* WORK TASK
In the copy, every record below must appear exactly as given, and no picture may appear.

* TASK INPUT
· · ·
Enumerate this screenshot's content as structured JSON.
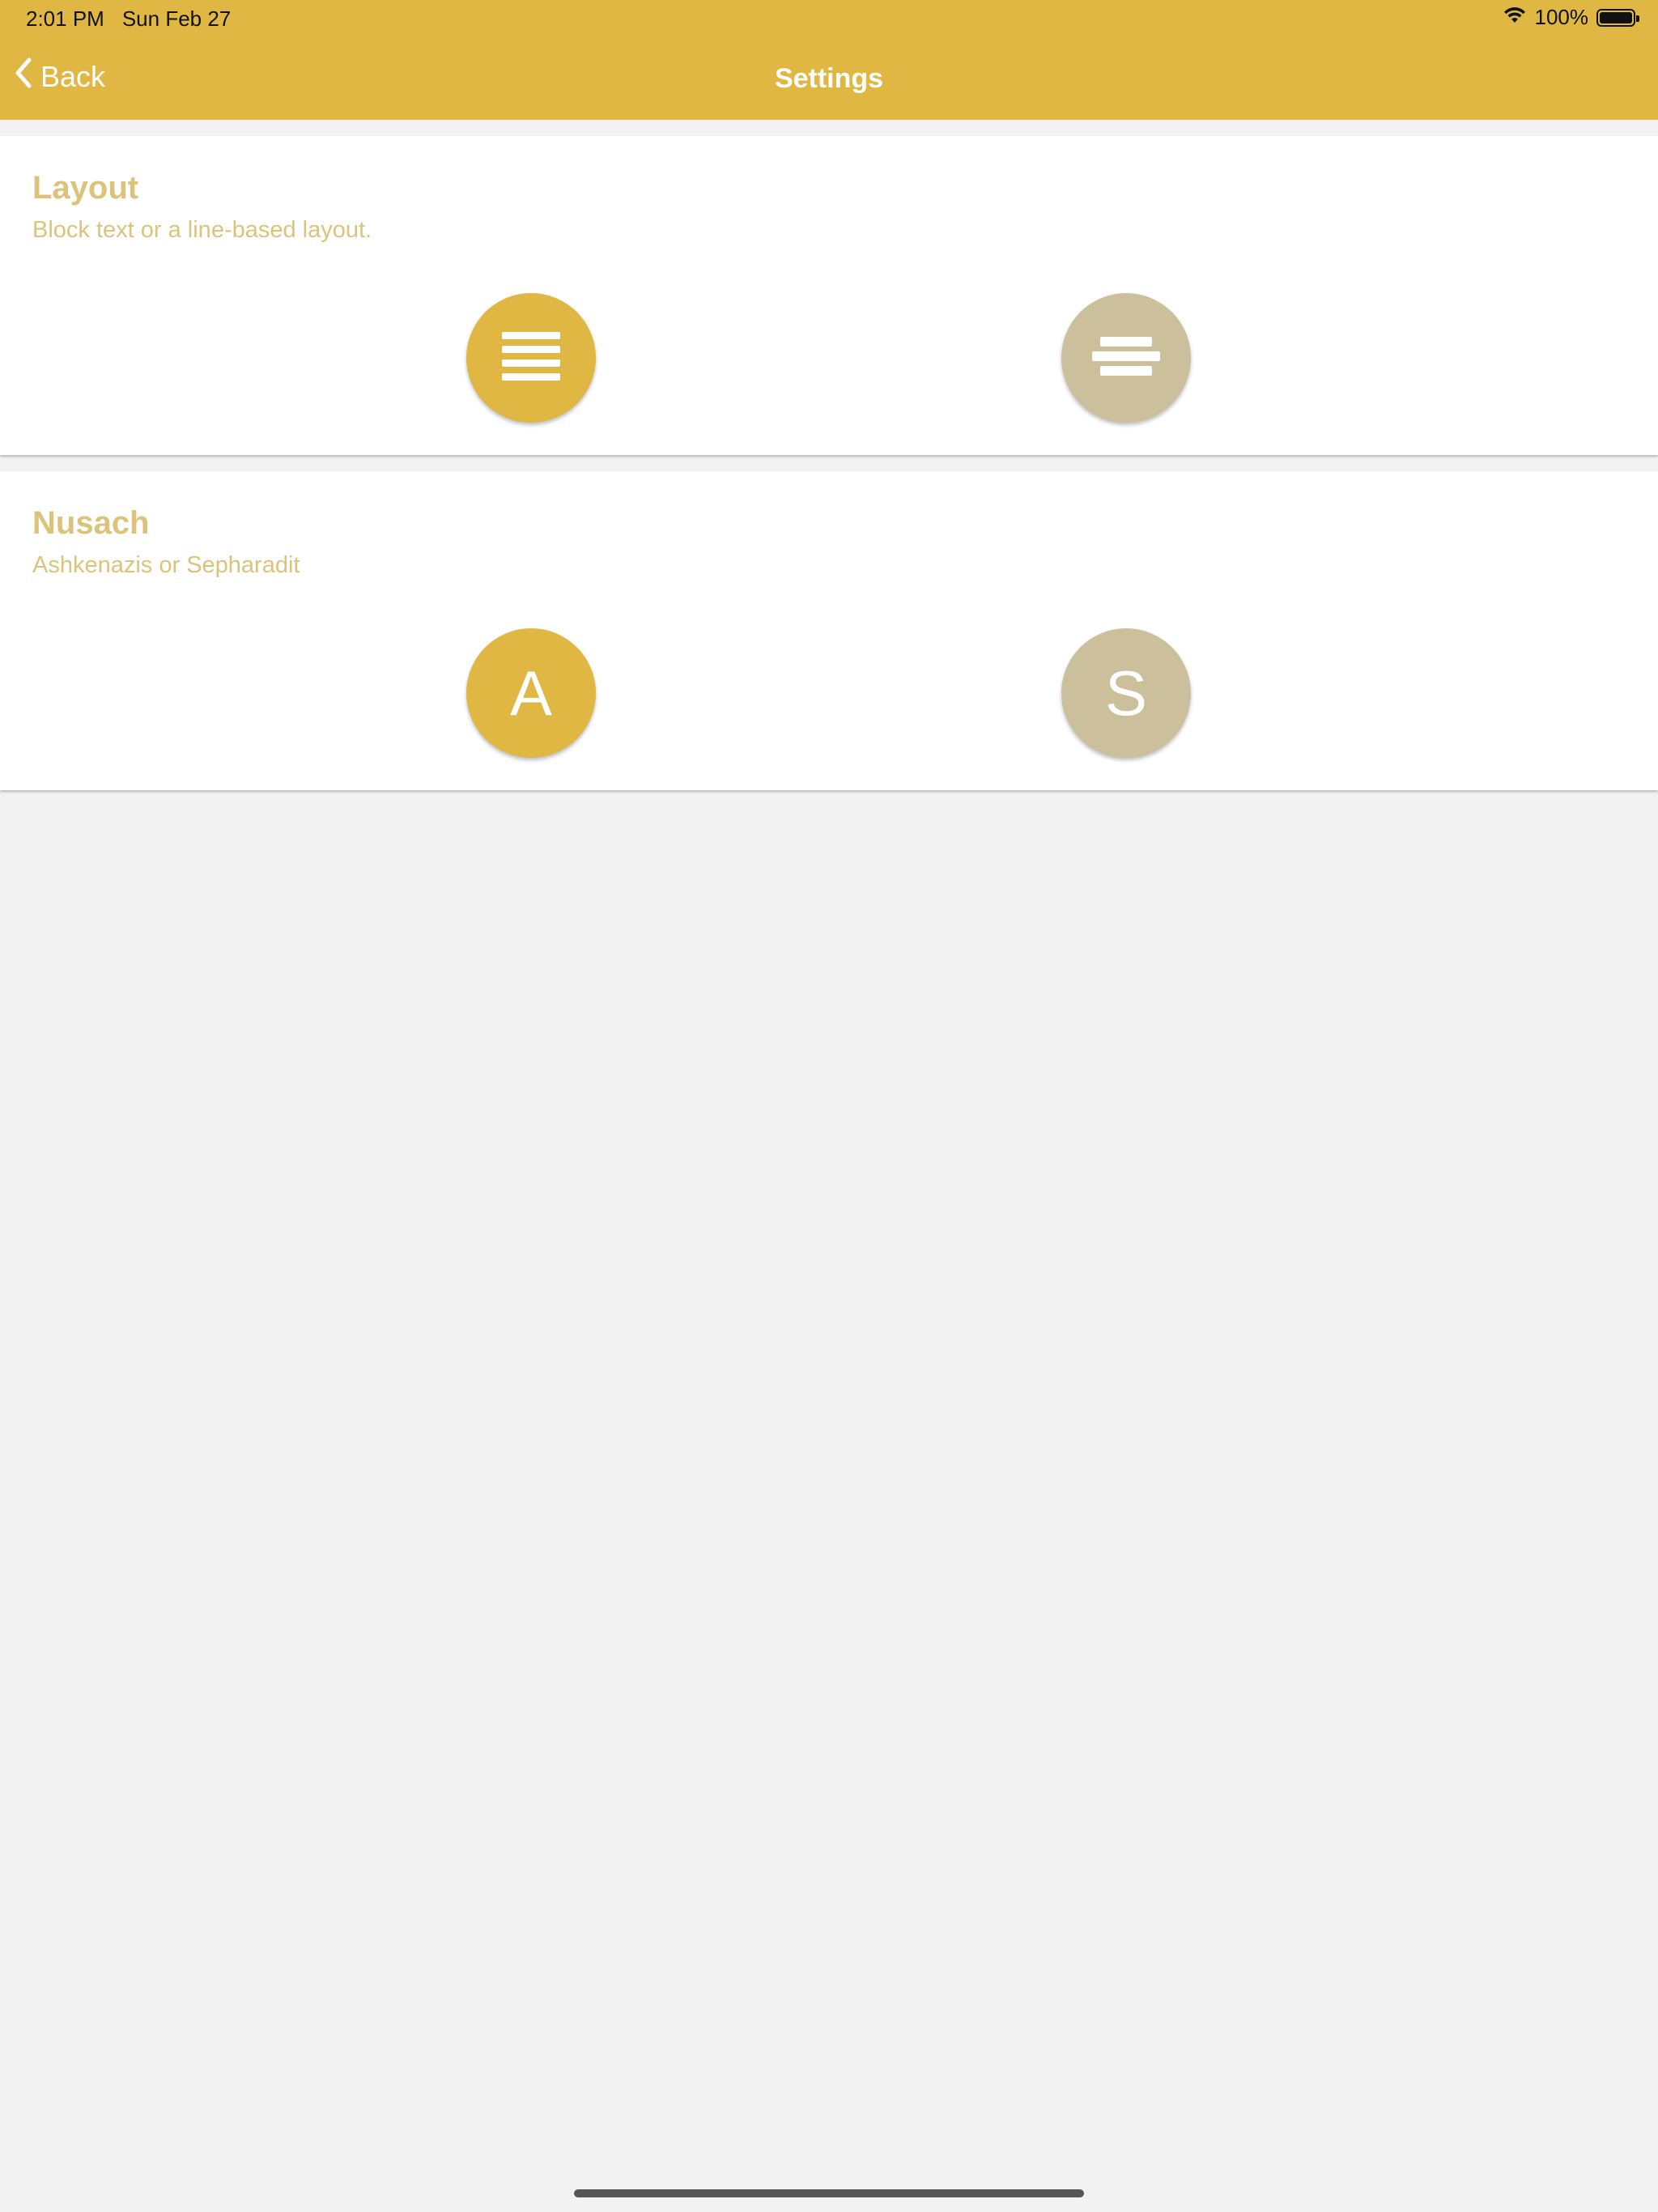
{
  "status_bar": {
    "time": "2:01 PM",
    "date": "Sun Feb 27",
    "battery_percent": "100%",
    "wifi_icon": "wifi-icon",
    "battery_icon": "battery-full-icon"
  },
  "nav": {
    "back_label": "Back",
    "title": "Settings",
    "back_icon": "chevron-left-icon"
  },
  "sections": {
    "layout": {
      "title": "Layout",
      "subtitle": "Block text or a line-based layout.",
      "options": [
        {
          "icon": "justify-text-icon",
          "selected": true
        },
        {
          "icon": "center-text-icon",
          "selected": false
        }
      ]
    },
    "nusach": {
      "title": "Nusach",
      "subtitle": "Ashkenazis or Sepharadit",
      "options": [
        {
          "letter": "A",
          "selected": true
        },
        {
          "letter": "S",
          "selected": false
        }
      ]
    }
  },
  "colors": {
    "accent": "#dfb742",
    "unselected": "#ccbf9b",
    "section_text": "#dcc37c",
    "background": "#f2f2f2"
  }
}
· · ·
* ANSWER SECTION
Enumerate this screenshot's content as structured JSON.
{
  "status_bar": {
    "time": "2:01 PM",
    "date": "Sun Feb 27",
    "battery_percent": "100%",
    "wifi_icon": "wifi-icon",
    "battery_icon": "battery-full-icon"
  },
  "nav": {
    "back_label": "Back",
    "title": "Settings",
    "back_icon": "chevron-left-icon"
  },
  "sections": {
    "layout": {
      "title": "Layout",
      "subtitle": "Block text or a line-based layout.",
      "options": [
        {
          "icon": "justify-text-icon",
          "selected": true
        },
        {
          "icon": "center-text-icon",
          "selected": false
        }
      ]
    },
    "nusach": {
      "title": "Nusach",
      "subtitle": "Ashkenazis or Sepharadit",
      "options": [
        {
          "letter": "A",
          "selected": true
        },
        {
          "letter": "S",
          "selected": false
        }
      ]
    }
  },
  "colors": {
    "accent": "#dfb742",
    "unselected": "#ccbf9b",
    "section_text": "#dcc37c",
    "background": "#f2f2f2"
  }
}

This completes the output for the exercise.